Alongside the mysteries of adult behavior in Watership Down is the elemental mythology that children also absorb early in life. Joan Bridgman has argued for the importance of Joseph Campbell’s The Hero With a Thousand Faces as a backdrop to Adams’ writing. (It is not for nothing that El-ahrairah, the foundational hero of his rabbits’ folk tales, is the Prince With a Thousand Enemies). The trickster is everywhere in the stories that the rabbits tell each other, and it’s the failure of the rabbits of Cowslip’s warren to appreciate the traditional folklore of Blackberry’s tales that first starts to warn our heroes that these rabbits are not quite right: too soft, too plump, too helpless. When it is revealed that said rabbits live in full knowledge that they are being deliberately fed and periodically snared by a nearby farmer, and simply choose never to speak of it, Hazel recognizes at once that Cowslip’s rabbits are ashamed to think of the tales of cunning and bravery that keep our heroes going.

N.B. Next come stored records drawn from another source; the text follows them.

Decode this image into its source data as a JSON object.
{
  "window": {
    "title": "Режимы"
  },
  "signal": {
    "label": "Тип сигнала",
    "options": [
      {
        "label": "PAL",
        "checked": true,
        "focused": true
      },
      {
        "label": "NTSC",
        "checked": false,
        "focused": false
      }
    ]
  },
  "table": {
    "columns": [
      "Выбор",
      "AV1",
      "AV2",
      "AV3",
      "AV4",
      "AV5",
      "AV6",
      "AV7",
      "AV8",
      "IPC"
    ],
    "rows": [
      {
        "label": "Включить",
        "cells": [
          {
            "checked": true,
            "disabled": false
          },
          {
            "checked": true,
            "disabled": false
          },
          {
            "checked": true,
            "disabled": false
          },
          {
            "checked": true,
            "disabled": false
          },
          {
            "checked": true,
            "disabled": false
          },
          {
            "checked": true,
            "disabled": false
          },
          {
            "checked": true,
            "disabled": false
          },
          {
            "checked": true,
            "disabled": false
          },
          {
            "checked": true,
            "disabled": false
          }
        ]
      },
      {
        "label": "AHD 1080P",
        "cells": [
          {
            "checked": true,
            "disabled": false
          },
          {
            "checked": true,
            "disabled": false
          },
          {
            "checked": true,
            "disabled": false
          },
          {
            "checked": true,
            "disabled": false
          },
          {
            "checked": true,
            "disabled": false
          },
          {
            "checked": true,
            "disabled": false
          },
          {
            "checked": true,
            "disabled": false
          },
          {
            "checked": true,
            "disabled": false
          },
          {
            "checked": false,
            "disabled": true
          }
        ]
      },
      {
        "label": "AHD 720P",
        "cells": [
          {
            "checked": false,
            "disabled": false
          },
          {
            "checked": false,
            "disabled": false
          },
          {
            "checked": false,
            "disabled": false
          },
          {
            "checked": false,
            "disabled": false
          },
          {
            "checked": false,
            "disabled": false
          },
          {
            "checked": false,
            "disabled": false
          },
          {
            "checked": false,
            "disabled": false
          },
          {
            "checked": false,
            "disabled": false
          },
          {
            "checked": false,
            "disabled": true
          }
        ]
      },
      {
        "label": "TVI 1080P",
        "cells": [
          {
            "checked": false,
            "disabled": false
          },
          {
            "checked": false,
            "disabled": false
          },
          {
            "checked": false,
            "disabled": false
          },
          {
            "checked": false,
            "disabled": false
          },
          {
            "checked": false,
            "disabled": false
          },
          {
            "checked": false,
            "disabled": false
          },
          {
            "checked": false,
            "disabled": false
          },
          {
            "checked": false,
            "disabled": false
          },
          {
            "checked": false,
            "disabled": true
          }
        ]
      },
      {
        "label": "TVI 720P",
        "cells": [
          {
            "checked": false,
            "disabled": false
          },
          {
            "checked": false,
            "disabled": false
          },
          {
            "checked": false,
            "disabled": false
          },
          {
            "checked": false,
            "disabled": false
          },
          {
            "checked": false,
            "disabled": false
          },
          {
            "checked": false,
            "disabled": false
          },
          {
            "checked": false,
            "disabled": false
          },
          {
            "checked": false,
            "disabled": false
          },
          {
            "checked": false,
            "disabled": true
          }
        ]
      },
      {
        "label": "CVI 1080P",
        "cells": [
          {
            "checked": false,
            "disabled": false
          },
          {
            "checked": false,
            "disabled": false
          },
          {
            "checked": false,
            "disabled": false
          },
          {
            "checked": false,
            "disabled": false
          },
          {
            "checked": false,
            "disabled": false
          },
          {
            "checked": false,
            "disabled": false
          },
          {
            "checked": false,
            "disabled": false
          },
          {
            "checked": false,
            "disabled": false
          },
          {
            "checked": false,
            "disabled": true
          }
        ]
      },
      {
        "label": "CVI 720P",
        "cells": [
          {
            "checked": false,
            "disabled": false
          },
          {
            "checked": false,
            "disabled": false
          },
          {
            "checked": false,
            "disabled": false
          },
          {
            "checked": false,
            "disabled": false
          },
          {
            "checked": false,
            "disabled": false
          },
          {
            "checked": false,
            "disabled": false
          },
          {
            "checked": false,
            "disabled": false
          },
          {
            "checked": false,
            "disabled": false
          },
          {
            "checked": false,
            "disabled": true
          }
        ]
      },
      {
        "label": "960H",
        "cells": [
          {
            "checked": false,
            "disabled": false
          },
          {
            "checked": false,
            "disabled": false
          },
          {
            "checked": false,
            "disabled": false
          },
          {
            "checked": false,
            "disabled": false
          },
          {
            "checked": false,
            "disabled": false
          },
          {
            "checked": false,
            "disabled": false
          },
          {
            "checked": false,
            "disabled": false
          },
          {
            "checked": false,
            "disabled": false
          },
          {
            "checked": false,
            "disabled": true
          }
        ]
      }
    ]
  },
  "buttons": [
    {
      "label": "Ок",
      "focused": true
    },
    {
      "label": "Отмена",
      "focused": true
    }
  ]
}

I’ve always found it amusing that Adams apologizes on behalf of his characters for the blunt indifference of his male rabbits to the inner lives of the female ones, inserting an aside to that effect following Hazel’s “Are they any good?” query as to the fertility of the liberated does. Romance is not the goal of rabbits! The goal is to build a stable breeding population so that the warren can survive. The producers of the 2017 remake have wisely promised to beef up the female roles (you can’t hire Olivia Colman and expect her to be satisfied with “We’ve always lived in the box and the girl brings us cabbage”), but the novel is, at its core, a Fellowship of the Ring–like quest by a band of brothers. This is the sort of thing I must admit I noticed not at all as a child, which speaks to the willingness to see themselves in boy heroes that girls have traditionally had to muster in their literature.

Despite Adams’ repeated vow that his novel was never meant to be read allegorically, I don’t buy it, and never have. The encroachment of machinery and man into the pastoral is at the center of Watership Down as it is in The Lord of the Rings; so too the allure of safety over freedom when offered at the point of a gun, or a snare. It may be that the central preoccupations of 20th-century literature (and British literature, in particular) transcend allegory—that what Adams calls “simply the story of rabbits made up and told in the car” tracks with the themes that matter to people, particularly people who drive in that car past field and farmland for years, gradually noticing a factory or a tire store where once none existed. For children who read Watership Down, the “dark Satanic Mills” of William Blake encroach eternally on pleasant pastures green, peopled with rabbits idly chewing clover in the sun.

Nightlight is Slate’s pop-up blog about children’s books, running for the month of August. Read about it here.

Nicole Cliffe has written for the Guardian, the Morning News, and the Awl Network, and was the co-creator of the Toast.